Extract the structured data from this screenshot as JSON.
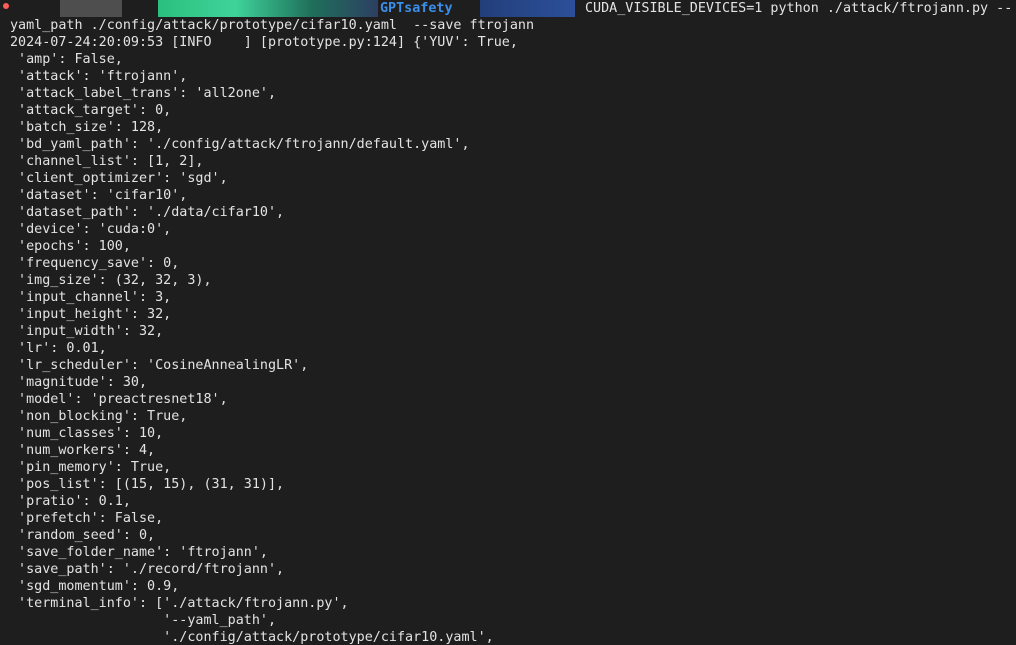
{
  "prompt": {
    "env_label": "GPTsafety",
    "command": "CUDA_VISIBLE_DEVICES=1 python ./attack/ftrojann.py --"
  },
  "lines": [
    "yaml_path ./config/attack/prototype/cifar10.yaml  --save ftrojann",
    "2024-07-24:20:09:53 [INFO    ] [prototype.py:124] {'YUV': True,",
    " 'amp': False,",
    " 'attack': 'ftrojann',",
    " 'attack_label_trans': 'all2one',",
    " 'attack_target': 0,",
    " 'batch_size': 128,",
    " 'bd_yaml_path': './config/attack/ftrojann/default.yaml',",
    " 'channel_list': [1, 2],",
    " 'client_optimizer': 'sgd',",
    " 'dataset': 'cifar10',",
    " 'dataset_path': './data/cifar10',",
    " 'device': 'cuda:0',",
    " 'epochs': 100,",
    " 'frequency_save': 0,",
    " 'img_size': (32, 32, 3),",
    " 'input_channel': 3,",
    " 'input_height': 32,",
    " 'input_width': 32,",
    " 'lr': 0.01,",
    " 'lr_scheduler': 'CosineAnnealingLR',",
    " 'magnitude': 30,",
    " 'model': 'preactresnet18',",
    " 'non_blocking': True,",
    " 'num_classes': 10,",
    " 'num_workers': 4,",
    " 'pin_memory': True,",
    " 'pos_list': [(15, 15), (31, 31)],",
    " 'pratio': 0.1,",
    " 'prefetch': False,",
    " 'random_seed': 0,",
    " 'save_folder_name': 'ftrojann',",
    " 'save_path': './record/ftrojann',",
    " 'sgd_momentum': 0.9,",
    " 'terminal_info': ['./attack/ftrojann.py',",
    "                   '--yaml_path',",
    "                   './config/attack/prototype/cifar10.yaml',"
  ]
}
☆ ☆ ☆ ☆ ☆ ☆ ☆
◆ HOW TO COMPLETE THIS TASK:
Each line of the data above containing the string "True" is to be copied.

◆ RESPONSE BELOW:
    "2024-07-24:20:09:53 [INFO    ] [prototype.py:124] {'YUV': True,",
    " 'non_blocking': True,",
    " 'pin_memory': True,",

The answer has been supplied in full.